Entries provided →
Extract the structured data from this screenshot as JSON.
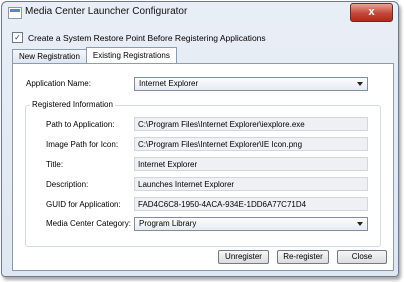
{
  "window": {
    "title": "Media Center Launcher Configurator",
    "close_label": "x"
  },
  "restore_point": {
    "label": "Create a System Restore Point Before Registering Applications",
    "checked": true,
    "check_glyph": "✓"
  },
  "tabs": [
    {
      "label": "New Registration",
      "active": false
    },
    {
      "label": "Existing Registrations",
      "active": true
    }
  ],
  "app_name": {
    "label": "Application Name:",
    "value": "Internet Explorer"
  },
  "registered": {
    "title": "Registered Information",
    "path_label": "Path to Application:",
    "path_value": "C:\\Program Files\\Internet Explorer\\iexplore.exe",
    "image_label": "Image Path for Icon:",
    "image_value": "C:\\Program Files\\Internet Explorer\\IE Icon.png",
    "title_label": "Title:",
    "title_value": "Internet Explorer",
    "desc_label": "Description:",
    "desc_value": "Launches Internet Explorer",
    "guid_label": "GUID for Application:",
    "guid_value": "FAD4C6C8-1950-4ACA-934E-1DD6A77C71D4",
    "category_label": "Media Center Category:",
    "category_value": "Program Library"
  },
  "buttons": {
    "unregister": "Unregister",
    "reregister": "Re-register",
    "close": "Close"
  }
}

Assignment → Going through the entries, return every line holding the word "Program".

Solution for this exercise →
    "path_value": "C:\\Program Files\\Internet Explorer\\iexplore.exe",
    "image_value": "C:\\Program Files\\Internet Explorer\\IE Icon.png",
    "category_value": "Program Library"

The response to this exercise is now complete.